Iridium implements a full LINQ provider in the IDataSet class. It has native support for .Where(), .OrderBy(), .ThenBy(), .Take(), .Skip(), .First()

LINQ queries will be translated to server-side queries whenever it makes sense (if the data provider supports it). Currently this is supported by any SQL data provider.

In addition, queries can be performed across relations and if possible the query will be translated to a server-side query with the appropriate joins.


The following expressions are supported in a LINQ Where() expression:

  • A <operator> B
    • A and B should be numeric, booleans, dates or strings
    • Supported operators: ==,!=,<,>,<=,>=,+,-,/,*,&&,||
  • A.Length where A is a string
  • A.StartsWith(B) where A and B are strings
  • A.EndsWith(B) where A and B are strings
  • A.Contains(B) where A and B are strings
  • A.B where B is a many-to-one relation of A (this can be chained)
  • One-To-Many predicates
    • A.B.Any(condition) (condition is an optional condition lambda expression)
    • A.B.Count(condition) (condition is an optional condition lambda expression)
    • A.B.All(condition) (condition is an optional condition lambda expression)


var orders = DB.Orders;

from o in orders where o.OrderDate < DateTime.Today select o
from o in orders where o.OrderItems.Count() > 1 select o
from o in orders where o.OrderItems.Any(item => item.ProductID == "A") select o
from o in orders where o.OrderItems.Any() select o
from o in orders where o.Customer.Name.StartsWith("A") select o

// or any combination
from o in orders 
      where o.Customer.Name == "John Doe" 
          && o.OrderDate < DateTime.Today 
          && o.OrderItems.Any() select o

If a query can't be translated to SQL, any part of the query that can't be translated will be evaluated in code at runtime.
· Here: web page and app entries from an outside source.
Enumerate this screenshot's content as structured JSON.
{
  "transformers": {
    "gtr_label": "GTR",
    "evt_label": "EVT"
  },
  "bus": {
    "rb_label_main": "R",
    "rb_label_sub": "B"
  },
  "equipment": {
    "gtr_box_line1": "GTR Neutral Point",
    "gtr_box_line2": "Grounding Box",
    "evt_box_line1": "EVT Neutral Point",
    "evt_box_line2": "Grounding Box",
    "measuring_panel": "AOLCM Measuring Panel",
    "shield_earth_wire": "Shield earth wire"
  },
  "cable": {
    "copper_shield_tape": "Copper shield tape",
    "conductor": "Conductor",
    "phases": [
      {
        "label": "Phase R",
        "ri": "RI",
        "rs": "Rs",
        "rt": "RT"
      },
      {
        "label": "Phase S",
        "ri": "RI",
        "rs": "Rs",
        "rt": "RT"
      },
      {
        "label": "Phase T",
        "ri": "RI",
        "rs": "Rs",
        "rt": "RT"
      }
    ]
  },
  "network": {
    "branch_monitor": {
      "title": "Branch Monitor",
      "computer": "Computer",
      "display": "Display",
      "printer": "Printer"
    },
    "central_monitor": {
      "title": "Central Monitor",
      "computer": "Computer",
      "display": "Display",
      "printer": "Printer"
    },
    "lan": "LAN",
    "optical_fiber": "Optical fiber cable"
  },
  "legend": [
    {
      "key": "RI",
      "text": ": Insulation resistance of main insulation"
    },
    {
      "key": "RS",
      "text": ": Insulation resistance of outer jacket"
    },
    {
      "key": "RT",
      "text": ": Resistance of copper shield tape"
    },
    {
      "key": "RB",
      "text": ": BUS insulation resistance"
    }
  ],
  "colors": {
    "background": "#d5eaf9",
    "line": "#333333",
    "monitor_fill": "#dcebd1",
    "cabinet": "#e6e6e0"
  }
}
This will hurt performance but it will still give you the results you need.

For example, say you have a custom function to determine if a customer object should be included in a query, but you only want to select customers with a name starting with "A":

var customers = from customer in DB.Customers 
                where customer.Name.StartsWith("A") && CustomMethod(customer) 
                select customer;

It's obvious that the call to CustomMethod(customer) can't be translated to SQL so Iridium will do the following:

select * from Customer where Name like 'A%'

Then the results will filtered in code:

customers = customers.Where(c => CustomMethod(c))

Iridium will split the predicate and feed part of if to the database and part of it will be evaluated in code.

.OrderBy() and .ThenBy()

Any expression supported in a .Where() predicate is also supported for sorting.

.First() , .Take() and .Skip()

Most database drivers (including all SQL drivers) will execute a native query satisfying the criteria. In other words, Iridium will not get all the records and then take the first element. It will try to only retrieve the first record from the database.

Note that .Last() will still fetch all records.